“Are you really from Mars?” Saif asks me in his usual pitch of voice: loud. He apparently presumes I am sitting on the ceiling fan.
“Saif, I am near. I can even hear you whisper. Yes, I am from Mars.”
Saif tries to lowers his voice a notch. He doesn’t succeed.
“No, you are not. You make up stories, and you don’t understand the language of birds and animals. You have made up also those stories about Selfishia and Kayseria.”
“Saif, first you doubt my Martian antecedents and then you challenge my communication abilities. Okay, if you don’t want to believe it, don’t,” I say with Martian nonchalance.
“But why do you say so? Okay, now that the Curiosity Rover has landed on Mars will you go back?”
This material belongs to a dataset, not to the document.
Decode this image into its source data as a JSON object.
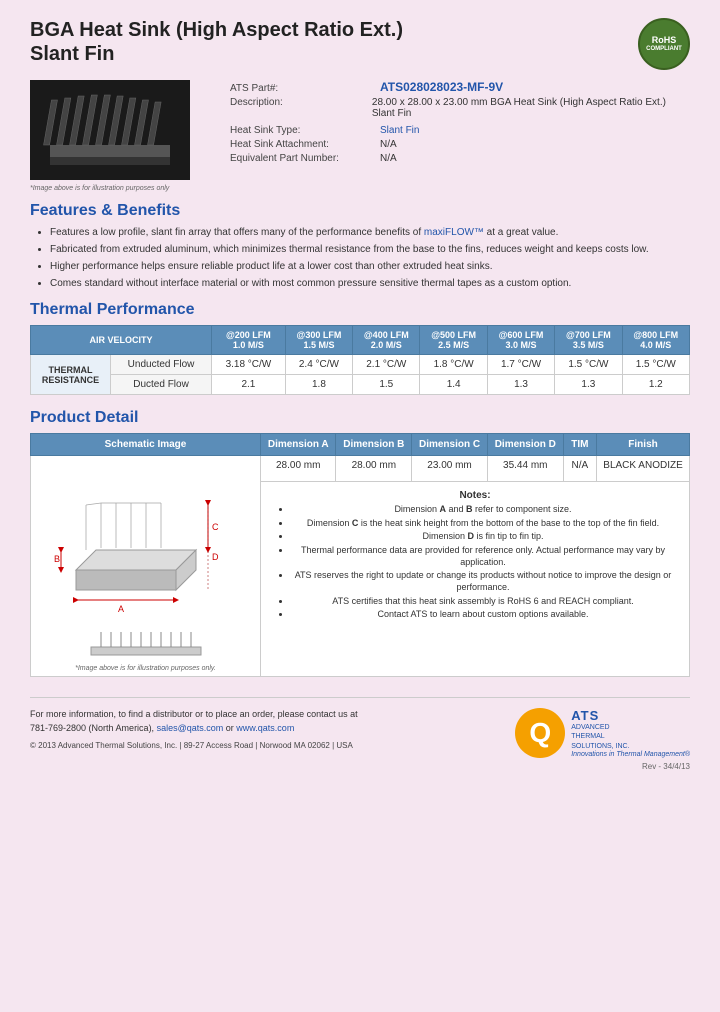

“I don’t need any curiosity rover. I can go there on my own volition, just by snapping my fingers and closing my eyes.” Martian nonchalance helps to make your point.
“I know this can’t be true. You are not from Mars,” Saif asserts his nine years old adult-hood.
“Okay, don’t believe it,” I shrug my shoulders like a Martian who doesn’t care a wee bit about what the earthlings say about her.
Saif now turns towards his father: “Baba, is your sister from Mars?”
Baba is working on his laptop but manages to look up, pause and utter, “If she says so.”
Now the statement that Baba makes does not stem from any sense of familial obligation. It is not made to validate the antecedents of a Martian sister. The thing is when you are CEO of LumenSoft, which Baba is, then nothing else in the world is worth commenting upon unless it has something to do with Candela. And Mars can only become an interesting place if some retail brand decides to open up a store there.
Here Saif now turns to Dado.
“Dado, is your daughter from Mars?”
Dado is like: “Khamkha. She is my daughter.” Dado asserts her ownership rights.
Now Omar comes running to give his verdict on the situation at hand. And he hollers as if communicating from another room. I decide not to play the role of 24/7 nagging adult and ignore Omar’s voice rising to a crescendo and probably resonating in our neighbor’s living room. Besides, what Omar has to say needs to be proclaimed loud and clear:
“I know she is an alien. She doesn’t sleep at night and she drinks tea and coffee all the time.”
Omar’s proclamation has piqued Roshan’s interest. “Do you have four arms, are you hiding two?” he asks me.
“No, I am a two armed alien. They are a step up in the evolutionary ladder. Better than four armed aliens.”
Roshan, of course, ignores my Darwinian eloquence.
Omar’s mind is racing, weighing cosmic considerations.
“So when you fly back, can I hold your feet and fly with you?” Omar is excited at the prospect of charting the cosmos by hanging on to my feet.
I feel good, somebody believes in me even if it is just an imaginative five year old.
A perfect day.